WHAT NEEDS TO BE DONE: Beneath this task are records; count how many lines include the string "title" and answer with that number alone.

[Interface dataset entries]
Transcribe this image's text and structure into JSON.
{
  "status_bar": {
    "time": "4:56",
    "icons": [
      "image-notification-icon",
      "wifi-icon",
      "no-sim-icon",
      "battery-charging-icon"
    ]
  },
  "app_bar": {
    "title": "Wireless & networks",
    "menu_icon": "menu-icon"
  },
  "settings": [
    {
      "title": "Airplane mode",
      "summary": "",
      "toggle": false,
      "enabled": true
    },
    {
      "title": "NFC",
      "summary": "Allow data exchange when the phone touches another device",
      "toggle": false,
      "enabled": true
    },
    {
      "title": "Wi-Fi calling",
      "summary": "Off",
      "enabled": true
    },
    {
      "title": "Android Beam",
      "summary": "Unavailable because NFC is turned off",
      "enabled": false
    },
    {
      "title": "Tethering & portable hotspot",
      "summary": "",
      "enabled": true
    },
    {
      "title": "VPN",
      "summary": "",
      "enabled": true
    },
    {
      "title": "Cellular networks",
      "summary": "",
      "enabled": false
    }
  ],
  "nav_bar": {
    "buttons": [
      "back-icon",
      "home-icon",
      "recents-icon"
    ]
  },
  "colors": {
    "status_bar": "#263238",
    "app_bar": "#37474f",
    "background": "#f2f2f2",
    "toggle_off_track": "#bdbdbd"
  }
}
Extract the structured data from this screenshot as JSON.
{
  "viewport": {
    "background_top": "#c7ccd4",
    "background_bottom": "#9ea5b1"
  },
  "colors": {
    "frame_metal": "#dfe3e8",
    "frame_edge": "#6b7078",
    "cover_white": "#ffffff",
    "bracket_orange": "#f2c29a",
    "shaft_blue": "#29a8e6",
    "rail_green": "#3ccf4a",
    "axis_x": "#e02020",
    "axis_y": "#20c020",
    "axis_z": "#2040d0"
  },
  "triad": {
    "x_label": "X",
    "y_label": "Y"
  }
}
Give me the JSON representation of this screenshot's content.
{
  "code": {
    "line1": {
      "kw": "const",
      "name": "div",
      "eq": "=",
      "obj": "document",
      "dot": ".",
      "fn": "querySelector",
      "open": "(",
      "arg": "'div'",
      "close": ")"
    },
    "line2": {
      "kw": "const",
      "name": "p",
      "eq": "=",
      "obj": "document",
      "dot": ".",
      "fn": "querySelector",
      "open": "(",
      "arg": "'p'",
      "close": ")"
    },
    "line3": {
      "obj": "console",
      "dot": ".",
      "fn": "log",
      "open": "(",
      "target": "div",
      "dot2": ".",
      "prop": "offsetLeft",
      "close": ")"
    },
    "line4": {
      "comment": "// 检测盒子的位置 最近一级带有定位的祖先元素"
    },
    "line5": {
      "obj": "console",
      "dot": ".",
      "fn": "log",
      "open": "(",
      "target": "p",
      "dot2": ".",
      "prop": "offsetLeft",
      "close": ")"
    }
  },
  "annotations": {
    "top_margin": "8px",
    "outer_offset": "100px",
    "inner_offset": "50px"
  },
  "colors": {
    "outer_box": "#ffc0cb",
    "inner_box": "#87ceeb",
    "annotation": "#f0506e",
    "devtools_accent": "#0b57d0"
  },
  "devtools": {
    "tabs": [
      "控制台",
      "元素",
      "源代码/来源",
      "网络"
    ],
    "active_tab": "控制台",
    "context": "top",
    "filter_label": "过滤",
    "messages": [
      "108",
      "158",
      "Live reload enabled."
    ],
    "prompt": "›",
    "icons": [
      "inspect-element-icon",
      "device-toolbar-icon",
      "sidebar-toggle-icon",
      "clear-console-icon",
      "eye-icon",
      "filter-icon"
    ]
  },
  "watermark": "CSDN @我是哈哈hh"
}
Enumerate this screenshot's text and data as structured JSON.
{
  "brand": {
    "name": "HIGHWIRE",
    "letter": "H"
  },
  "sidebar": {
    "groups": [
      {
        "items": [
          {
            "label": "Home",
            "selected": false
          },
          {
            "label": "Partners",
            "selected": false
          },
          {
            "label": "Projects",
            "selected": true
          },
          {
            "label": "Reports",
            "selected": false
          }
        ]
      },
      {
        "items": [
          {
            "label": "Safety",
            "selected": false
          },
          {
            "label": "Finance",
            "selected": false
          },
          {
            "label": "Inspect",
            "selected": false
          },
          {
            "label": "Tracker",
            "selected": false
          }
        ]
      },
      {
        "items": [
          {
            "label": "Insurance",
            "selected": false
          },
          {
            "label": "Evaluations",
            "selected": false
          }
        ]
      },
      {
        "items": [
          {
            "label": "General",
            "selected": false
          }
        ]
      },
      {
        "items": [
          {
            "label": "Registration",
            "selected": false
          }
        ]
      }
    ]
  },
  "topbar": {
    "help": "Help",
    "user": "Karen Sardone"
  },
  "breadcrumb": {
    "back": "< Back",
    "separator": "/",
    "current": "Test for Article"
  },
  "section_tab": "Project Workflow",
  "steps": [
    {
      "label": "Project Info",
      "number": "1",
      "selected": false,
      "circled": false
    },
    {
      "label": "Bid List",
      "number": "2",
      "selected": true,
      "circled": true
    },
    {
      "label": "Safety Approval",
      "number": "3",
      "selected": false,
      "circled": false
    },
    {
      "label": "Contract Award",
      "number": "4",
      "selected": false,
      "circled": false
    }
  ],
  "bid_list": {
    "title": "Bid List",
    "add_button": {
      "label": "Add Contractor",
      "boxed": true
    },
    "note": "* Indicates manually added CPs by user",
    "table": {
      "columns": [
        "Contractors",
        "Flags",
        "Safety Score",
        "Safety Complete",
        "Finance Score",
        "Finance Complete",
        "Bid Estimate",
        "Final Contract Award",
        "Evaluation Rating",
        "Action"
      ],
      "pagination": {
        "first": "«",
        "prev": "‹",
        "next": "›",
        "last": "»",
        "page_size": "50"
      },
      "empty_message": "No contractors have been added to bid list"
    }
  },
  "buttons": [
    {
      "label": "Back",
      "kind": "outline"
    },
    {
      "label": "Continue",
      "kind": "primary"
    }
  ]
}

RESPONSE BOX: 9